Emotional repression at home builds up to cause violent eruptions in some characters of Dutt’s film. For instance, when Oona’s (Sauraseni Mitra) mother keeps verbally abusing her everyday because she does not want to do a job and instead stays at home all day, Oona leaves home to go and live with her lover; and when Ranjana (Darshana Banik) is unable to take the pressure from her father and lawyer, who want her to testify in court because they want her to ‘prove to the world she is not lying about her rape’, she resorts to an act of self-immolation. Some of Dutt’s characters leave home or refuse to go home after repressed emotions have reached a breaking point. For example, Deepak spends the night at a bar and then in his own house, lying to Mala that he was overseeing a project in Durgapur; Gargi (Swastika Mukherjee) refuses to go home and attend to a client at her clinic, lying to them that she was with another client even though she was also at a bar; and even Ranajay leaves home and everyone he knew at one point in the story. Therefore, home is not only seen as a site of repression and pain, it is also the only place this happens. Naturally, the solution the characters see is to leave home in some way or refuse to go home for as long as possible.

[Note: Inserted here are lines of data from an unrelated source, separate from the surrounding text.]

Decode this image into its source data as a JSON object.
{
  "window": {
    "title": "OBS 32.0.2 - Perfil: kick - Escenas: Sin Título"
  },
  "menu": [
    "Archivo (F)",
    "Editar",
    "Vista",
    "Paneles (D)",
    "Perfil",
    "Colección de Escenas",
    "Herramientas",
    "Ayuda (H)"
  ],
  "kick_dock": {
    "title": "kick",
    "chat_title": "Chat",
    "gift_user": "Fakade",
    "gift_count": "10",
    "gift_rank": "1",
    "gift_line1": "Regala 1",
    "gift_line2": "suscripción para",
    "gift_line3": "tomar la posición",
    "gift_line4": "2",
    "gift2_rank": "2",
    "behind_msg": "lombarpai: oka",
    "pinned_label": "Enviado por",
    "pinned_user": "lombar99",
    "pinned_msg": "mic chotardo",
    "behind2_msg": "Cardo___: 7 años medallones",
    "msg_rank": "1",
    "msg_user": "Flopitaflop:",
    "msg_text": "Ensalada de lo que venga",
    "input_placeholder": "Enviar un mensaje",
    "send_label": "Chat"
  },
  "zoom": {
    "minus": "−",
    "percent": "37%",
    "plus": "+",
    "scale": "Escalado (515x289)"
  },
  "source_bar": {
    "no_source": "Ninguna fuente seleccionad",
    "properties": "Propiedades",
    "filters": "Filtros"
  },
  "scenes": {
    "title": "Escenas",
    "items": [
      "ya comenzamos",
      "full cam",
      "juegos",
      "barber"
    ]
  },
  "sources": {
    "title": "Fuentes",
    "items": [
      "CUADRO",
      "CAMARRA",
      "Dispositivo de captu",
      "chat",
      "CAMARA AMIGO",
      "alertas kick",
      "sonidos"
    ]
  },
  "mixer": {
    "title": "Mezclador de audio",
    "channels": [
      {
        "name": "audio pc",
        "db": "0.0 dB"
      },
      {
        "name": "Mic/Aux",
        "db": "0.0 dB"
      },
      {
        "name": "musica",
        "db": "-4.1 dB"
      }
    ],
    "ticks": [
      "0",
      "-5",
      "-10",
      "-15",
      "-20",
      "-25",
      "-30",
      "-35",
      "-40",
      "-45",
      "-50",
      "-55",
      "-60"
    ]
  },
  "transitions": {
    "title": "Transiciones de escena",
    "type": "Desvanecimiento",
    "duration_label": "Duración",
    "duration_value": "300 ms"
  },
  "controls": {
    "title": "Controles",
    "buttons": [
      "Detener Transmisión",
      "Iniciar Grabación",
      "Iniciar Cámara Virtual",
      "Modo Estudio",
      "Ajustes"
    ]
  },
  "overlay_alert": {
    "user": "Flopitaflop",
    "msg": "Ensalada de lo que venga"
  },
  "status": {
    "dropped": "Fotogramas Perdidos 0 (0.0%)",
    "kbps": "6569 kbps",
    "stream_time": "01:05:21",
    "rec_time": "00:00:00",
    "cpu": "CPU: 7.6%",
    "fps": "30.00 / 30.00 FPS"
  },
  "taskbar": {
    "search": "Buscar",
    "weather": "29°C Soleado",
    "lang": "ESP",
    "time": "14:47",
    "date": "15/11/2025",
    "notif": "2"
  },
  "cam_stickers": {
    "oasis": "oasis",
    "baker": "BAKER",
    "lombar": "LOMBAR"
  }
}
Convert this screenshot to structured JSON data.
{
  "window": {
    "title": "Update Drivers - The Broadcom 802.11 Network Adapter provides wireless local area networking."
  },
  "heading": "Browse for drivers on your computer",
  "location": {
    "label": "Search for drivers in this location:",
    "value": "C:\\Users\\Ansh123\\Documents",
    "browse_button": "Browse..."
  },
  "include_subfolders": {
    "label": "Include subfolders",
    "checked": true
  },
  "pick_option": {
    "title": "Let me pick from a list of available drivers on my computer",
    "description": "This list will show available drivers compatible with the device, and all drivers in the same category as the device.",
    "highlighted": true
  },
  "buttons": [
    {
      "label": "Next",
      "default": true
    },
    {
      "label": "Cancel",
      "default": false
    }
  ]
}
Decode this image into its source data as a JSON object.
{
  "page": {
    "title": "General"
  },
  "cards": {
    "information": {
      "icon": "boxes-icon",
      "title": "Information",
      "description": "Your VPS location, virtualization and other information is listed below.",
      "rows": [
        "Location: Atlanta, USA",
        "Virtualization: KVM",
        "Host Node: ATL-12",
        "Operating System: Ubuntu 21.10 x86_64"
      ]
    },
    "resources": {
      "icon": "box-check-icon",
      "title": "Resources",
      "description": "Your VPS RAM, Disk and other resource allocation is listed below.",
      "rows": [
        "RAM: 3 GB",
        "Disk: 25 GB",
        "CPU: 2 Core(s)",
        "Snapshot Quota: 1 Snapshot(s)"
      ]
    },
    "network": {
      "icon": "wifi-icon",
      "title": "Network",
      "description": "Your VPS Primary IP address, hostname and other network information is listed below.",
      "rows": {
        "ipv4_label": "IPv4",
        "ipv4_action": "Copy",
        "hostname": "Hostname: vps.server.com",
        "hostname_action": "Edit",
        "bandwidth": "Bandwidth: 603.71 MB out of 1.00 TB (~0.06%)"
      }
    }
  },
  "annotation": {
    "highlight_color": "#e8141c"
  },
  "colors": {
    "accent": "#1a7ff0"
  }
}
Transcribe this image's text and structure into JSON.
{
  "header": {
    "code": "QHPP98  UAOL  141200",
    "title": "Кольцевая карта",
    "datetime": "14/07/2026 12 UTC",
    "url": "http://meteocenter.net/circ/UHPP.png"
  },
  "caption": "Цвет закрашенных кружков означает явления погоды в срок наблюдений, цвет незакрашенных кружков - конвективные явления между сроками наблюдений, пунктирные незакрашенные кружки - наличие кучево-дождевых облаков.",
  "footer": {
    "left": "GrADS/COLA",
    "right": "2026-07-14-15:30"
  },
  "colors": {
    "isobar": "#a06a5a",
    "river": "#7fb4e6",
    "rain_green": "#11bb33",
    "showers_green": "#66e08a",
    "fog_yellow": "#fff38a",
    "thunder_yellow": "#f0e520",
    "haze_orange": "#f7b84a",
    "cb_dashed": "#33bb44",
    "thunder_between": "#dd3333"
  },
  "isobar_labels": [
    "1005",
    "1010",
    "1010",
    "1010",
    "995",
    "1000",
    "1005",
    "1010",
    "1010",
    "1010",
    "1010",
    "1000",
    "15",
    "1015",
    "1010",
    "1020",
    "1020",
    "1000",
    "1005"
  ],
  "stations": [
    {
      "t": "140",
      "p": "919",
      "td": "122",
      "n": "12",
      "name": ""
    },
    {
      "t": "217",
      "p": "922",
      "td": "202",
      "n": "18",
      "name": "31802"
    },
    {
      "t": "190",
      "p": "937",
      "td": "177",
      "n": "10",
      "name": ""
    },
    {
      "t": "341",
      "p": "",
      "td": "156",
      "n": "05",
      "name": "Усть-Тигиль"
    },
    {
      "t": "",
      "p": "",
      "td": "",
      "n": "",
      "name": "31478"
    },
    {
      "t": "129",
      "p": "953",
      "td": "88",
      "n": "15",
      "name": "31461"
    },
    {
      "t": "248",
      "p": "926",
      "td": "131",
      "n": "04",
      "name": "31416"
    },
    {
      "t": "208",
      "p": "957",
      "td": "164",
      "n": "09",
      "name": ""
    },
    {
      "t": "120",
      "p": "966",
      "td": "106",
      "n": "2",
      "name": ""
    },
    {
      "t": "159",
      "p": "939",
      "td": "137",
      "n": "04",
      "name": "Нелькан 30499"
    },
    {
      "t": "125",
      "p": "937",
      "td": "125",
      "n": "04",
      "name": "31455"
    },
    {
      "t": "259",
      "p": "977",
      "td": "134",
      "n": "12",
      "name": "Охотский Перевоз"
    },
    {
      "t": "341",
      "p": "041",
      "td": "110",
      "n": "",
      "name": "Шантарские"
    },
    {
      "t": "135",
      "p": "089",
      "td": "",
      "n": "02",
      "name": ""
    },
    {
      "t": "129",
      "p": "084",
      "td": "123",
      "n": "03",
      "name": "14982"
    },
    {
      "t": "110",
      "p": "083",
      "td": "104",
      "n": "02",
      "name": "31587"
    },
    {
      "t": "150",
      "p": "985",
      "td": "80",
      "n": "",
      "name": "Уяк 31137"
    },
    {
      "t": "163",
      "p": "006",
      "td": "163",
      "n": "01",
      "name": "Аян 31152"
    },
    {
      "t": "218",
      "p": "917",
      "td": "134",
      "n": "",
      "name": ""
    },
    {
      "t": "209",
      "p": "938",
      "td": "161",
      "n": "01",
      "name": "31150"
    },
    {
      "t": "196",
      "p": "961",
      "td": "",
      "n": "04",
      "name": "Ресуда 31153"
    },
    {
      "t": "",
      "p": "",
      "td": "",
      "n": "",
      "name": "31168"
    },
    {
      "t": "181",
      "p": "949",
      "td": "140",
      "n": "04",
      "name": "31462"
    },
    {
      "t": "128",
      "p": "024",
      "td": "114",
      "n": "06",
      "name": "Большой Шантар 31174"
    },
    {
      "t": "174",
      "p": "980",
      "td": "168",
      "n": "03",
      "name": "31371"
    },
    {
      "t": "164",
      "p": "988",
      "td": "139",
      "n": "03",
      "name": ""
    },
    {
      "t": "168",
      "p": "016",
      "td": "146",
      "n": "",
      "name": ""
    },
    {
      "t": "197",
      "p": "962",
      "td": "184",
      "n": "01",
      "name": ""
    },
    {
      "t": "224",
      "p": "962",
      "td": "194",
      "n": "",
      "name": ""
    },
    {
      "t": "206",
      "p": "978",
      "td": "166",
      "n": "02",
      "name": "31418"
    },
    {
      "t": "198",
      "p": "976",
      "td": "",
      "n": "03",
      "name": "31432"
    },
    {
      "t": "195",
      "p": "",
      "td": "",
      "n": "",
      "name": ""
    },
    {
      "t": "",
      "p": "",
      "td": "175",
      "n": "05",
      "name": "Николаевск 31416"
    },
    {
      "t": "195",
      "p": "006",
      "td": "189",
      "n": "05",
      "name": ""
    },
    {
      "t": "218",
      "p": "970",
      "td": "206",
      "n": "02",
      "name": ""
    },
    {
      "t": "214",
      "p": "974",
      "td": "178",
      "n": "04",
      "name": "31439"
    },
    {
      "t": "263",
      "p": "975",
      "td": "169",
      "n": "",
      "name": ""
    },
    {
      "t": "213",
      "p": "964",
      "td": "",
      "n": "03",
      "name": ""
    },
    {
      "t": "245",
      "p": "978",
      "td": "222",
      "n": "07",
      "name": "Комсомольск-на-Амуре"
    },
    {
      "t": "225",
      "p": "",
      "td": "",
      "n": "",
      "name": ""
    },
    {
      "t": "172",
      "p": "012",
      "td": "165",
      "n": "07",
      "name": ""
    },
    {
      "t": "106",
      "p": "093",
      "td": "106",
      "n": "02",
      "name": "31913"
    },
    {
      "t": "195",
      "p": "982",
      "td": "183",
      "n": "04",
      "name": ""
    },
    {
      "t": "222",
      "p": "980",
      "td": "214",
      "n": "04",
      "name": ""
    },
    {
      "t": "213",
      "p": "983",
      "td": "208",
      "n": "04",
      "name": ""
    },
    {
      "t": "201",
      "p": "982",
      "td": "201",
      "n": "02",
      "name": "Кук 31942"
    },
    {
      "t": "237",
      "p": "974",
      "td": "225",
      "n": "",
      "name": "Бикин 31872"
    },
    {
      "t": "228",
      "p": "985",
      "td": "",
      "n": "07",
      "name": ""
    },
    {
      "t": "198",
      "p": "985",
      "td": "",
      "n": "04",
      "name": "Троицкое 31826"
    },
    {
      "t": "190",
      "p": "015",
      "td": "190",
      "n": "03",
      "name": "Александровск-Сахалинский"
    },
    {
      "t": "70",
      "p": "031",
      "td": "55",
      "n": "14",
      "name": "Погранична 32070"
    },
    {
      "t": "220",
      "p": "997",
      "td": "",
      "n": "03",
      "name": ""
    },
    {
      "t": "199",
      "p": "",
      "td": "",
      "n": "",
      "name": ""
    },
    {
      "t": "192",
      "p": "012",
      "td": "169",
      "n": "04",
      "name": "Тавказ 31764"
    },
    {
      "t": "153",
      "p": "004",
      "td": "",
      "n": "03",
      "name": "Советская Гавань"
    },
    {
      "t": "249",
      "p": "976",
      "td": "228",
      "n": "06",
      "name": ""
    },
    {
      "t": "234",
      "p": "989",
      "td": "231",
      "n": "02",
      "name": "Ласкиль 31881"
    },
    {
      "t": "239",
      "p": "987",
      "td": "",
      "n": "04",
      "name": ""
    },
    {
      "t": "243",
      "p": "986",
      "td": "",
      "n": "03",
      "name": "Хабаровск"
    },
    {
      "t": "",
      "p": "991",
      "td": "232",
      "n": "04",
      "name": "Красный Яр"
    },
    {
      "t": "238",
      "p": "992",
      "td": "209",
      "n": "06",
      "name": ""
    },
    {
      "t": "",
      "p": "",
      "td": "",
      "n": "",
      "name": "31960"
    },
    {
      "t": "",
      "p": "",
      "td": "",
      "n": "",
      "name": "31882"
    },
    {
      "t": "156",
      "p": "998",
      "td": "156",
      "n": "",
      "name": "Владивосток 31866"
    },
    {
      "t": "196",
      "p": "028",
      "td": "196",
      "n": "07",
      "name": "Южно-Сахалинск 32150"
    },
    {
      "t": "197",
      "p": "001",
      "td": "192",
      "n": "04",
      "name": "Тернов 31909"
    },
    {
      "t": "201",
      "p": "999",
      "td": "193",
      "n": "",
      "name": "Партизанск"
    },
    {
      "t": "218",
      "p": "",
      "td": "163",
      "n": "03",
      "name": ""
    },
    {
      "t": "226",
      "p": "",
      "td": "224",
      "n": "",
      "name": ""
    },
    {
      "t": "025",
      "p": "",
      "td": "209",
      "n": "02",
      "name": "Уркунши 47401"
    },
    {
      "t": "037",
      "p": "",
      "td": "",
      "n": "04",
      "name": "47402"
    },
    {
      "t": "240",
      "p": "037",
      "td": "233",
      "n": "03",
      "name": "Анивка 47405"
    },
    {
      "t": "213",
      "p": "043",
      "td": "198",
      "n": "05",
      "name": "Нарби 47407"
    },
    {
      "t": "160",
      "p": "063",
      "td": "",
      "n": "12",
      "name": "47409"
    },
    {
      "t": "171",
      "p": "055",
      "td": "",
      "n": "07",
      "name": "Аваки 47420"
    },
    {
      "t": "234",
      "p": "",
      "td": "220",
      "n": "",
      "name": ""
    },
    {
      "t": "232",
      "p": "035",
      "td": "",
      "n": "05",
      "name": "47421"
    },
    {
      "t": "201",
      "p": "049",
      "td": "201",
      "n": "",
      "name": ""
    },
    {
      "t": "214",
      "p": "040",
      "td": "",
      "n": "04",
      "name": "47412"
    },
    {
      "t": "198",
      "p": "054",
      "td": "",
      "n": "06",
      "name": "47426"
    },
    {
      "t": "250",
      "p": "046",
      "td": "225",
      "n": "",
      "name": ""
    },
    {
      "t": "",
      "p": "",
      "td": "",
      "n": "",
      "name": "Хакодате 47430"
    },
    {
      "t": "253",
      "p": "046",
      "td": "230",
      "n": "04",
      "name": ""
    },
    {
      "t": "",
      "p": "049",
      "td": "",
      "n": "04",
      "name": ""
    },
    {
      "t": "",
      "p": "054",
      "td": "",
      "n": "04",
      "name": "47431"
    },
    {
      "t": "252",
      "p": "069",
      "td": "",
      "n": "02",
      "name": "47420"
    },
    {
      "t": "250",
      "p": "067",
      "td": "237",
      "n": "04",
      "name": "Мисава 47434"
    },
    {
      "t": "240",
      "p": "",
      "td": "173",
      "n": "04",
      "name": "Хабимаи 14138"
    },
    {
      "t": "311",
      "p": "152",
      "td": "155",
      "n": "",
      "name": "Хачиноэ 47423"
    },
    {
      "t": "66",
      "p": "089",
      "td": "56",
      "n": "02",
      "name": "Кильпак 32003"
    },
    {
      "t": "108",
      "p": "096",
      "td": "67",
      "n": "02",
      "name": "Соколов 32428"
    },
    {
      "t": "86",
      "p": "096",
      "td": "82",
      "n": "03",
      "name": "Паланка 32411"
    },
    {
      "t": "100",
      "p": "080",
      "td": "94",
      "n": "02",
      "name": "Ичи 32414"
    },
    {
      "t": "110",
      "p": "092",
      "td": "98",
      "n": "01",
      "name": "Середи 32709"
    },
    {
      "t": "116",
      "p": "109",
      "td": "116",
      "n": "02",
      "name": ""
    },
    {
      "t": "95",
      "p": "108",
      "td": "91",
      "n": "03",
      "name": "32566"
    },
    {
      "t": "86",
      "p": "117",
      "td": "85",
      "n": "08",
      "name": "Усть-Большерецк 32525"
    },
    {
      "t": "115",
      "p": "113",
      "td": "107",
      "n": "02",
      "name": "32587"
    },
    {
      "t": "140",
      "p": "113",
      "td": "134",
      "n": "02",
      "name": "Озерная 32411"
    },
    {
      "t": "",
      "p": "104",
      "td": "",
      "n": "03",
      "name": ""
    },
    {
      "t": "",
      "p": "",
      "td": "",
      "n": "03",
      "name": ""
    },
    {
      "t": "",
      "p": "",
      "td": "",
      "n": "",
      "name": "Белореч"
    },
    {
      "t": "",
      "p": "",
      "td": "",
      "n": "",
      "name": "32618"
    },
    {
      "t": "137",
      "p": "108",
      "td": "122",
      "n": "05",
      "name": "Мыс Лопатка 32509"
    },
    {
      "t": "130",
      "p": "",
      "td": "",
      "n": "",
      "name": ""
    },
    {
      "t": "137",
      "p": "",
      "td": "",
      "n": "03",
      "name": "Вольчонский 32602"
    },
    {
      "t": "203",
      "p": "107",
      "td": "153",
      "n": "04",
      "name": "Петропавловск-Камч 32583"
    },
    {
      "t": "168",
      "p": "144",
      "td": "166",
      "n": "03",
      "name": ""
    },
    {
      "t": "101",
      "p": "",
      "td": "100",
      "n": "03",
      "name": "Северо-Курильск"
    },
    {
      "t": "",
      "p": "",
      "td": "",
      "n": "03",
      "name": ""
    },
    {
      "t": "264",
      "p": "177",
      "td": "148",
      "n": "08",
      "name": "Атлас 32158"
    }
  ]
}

Judith Sixsmith, in “The Meaning of Home: An Exploratory Study of Environmental Experience” (Journal of Environmental Psychology, 1986), explains the various symbolic manifestations of ‘home’ in the lives of various individuals. For the characters in the film, the quality of relationships with people at home determine if the home is fit to live in, or even be called home. (Sixsmith 1986, p. 287) The characters in this film are mostly admirably resilient. So, they soon find healthier ways of dealing with the violent significance the idea of home holds in their lives. And they do this by changing homes in terms of which relationships they find qualitatively better. They go as far as to form unconventional families and escape to a more emotionally salubrious home. So, we see Oona going to live with and then eventually marrying and having a baby with her lover, a man who was her mother’s ex-boyfriend and therefore, old enough to be her father; we see Mala deciding to continue living with Deepak at her paternal home instead of marrying him; and we also see Ranjana finding compassion in her boyfriend, whom she had refused to see for so long but who, in the end, helped her heal, and not her own father.
Anjan Dutt not only gives the audience a new way of healing but also offers alternative ways of perceiving the concept of ‘home’. To do that, his film honours such relationships that might be stigmatised in the eyes of Indian middle-class morality and normalises them, granting ‘homes’ to those lives that are oppressed by more conventional family structures and relationships. Who knows, such changes might lead to more music and less violence!
Disclaimer: This article has not been written by Film Companion’s editorial team.